Online FDs are easier to open. With ET Money, you can open an FD in 3 simple steps:

  • 1

    Fill FD details

    Fill in your FD details, including amount, tenure, & interest payout method

  • 2

    Setup investment account

    Set up your investment account by answering a few questions

  • 3


    Make the payment on your Fixed Deposit

Taxation on FDs

The interest earned on fixed deposits is taxable.
It is charged at your applicable tax slab under the head of "Income from Other Sources".

However, banks will deduct TDS (tax deducted at source) at the rate of 10% per annum from your interest. That can be accounted for when filing your income tax. When filing your taxes, calculate the interest income you have earned for the year, compute tax by charging tax based on your income tax slab rate and then deduct any TDS amount. This is the net tax payable. TDS on interest income is deductible only if your total interest is above ₹40,000 per annum. For senior citizens, the limit is ₹50,000.

Frequently asked questions

The minimum amount of investment in an FD varies from bank to bank. Some plans allow you to start investing with as little as ₹100. There is no upper limit, though you can check with your bank for further clarification.

An FD can be opened for a child as young as one year. However, for minors, a parent or guardian has to open one on their behalf. Any individual over the age of 18 can open their FD account.

Interest payments depend on the FD plan. You can choose to have monthly, quarterly or annual receipts of interest. If you select the reinvestment option, you will receive it in full along with the principal at maturity.

Most banks give you the option to withdraw your FD before maturity in cases of emergencies. Early withdrawal will carry a small penalty charge and forfeiture of interest for the remaining duration. Premature withdrawal of tax-saving FDs are not permitted.

Yes, you can avail of a loan against your FD for up to 90% of the maturity amount. Tax-saving FDs, however, are not eligible.

  • Individuals who are citizens of India
  • Minors, with parental or guardian consent
  • Non-resident Indians
  • Sole proprietorships, partnership firms, public or private companies
  • Hindu undivided family
  • Statutory board or local authorities
  • Registered societies such as foundations, clubs, and associations-

Individuals whose interest earnings are less than ₹40,000 per annum (₹50,000 for senior citizens) can avail TDS exemption. Investors can submit Form 15G, while senior citizens will have to submit Form 15H.
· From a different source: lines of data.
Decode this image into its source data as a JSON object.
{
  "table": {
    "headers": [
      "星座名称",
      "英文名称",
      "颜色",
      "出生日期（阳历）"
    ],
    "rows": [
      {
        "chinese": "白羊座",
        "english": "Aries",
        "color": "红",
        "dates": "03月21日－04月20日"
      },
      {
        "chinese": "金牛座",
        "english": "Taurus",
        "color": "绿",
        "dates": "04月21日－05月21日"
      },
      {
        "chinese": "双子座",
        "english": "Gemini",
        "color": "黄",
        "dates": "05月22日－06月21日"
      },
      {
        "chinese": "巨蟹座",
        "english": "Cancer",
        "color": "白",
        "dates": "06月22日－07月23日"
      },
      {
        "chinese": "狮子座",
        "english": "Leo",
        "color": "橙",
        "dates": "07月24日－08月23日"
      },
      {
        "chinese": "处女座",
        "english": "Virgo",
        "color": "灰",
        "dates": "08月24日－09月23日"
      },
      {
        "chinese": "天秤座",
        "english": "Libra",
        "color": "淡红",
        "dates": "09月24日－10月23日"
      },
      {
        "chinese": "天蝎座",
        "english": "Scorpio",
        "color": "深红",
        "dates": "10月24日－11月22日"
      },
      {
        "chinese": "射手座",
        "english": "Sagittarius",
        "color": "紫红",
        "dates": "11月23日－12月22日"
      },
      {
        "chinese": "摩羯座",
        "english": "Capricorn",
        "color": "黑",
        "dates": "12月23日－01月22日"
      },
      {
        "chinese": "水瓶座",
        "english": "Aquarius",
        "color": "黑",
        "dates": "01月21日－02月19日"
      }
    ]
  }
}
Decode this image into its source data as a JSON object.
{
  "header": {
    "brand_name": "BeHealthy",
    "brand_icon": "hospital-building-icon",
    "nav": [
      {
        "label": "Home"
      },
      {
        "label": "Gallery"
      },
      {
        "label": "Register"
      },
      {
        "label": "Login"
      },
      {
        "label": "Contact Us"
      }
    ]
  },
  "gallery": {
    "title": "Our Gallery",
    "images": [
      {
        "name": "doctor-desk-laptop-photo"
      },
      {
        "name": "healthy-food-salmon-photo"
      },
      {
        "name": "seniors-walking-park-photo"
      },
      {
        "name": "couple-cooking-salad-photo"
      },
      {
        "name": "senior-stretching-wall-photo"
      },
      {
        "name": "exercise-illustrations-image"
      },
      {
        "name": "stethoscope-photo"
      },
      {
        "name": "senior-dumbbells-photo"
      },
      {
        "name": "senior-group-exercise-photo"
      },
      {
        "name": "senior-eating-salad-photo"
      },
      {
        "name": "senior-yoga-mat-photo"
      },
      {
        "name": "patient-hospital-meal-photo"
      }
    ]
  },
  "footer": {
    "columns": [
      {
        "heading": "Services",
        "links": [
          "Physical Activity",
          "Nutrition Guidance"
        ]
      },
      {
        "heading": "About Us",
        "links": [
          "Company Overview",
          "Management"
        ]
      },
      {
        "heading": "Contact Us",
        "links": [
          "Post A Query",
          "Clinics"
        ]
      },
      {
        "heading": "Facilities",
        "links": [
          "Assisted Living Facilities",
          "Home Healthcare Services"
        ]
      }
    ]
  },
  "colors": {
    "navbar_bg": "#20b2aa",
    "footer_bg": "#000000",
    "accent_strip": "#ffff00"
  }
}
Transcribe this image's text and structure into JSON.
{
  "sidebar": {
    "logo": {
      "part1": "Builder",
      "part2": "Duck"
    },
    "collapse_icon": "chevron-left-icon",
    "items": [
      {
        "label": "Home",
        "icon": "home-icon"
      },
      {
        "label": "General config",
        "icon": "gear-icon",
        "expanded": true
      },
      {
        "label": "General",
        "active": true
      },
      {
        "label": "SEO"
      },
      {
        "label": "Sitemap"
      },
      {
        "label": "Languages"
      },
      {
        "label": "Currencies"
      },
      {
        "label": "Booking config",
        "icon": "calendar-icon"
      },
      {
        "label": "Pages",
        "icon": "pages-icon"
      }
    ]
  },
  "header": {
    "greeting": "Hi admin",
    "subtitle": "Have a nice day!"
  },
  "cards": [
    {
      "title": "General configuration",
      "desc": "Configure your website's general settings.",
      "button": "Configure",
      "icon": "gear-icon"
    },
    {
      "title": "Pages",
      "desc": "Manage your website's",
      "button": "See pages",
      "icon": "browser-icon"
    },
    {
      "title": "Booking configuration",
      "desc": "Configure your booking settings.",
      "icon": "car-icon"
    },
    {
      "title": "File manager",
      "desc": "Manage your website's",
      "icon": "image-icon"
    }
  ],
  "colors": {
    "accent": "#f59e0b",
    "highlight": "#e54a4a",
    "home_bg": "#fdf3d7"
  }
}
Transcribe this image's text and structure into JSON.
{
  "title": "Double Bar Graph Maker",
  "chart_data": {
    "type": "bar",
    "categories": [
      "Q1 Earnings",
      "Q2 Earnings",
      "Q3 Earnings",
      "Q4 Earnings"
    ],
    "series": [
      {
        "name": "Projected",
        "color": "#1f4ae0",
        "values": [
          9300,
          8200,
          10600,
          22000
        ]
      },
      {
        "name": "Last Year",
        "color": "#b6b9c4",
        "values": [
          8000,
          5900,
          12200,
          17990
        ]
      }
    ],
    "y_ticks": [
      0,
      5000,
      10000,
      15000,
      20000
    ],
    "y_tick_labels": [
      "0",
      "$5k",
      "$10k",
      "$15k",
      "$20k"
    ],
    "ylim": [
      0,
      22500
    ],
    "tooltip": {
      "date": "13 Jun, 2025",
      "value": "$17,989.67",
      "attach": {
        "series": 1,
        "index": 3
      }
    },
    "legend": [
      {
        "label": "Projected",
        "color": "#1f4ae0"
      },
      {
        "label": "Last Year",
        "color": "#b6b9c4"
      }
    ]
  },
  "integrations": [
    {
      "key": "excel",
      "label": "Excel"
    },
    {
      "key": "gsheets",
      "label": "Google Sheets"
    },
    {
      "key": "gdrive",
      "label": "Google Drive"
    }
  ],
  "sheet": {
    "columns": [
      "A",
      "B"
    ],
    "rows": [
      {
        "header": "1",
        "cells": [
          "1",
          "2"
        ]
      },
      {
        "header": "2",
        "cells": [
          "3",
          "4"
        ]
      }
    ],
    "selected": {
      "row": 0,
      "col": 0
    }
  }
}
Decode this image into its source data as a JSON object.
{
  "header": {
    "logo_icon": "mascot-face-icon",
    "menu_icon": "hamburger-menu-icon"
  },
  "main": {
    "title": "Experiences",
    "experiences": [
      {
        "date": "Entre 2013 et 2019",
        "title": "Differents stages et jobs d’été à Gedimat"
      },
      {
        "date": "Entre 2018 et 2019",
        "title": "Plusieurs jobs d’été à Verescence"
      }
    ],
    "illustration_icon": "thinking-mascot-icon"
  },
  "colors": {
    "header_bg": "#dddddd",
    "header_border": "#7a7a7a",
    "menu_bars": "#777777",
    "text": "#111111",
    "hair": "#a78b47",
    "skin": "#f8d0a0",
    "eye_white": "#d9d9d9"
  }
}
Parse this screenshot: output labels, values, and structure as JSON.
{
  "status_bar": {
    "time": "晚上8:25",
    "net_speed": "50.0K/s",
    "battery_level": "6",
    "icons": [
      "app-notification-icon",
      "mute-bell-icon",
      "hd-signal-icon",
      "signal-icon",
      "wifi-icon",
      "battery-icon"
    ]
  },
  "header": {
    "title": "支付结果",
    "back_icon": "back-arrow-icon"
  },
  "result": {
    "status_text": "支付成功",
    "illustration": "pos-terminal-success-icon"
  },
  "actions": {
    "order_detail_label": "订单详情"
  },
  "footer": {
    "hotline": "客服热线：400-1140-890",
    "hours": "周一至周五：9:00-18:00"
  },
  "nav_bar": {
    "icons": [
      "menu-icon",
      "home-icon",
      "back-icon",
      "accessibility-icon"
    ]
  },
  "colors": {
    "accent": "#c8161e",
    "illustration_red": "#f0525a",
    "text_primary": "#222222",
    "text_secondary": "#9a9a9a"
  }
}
As an FD investor, you will be asked to name a nominee for your FD. In case of your demise before maturity, the amount will be handed over to your nominee. It is not necessary to have a nominee, but it is recommended.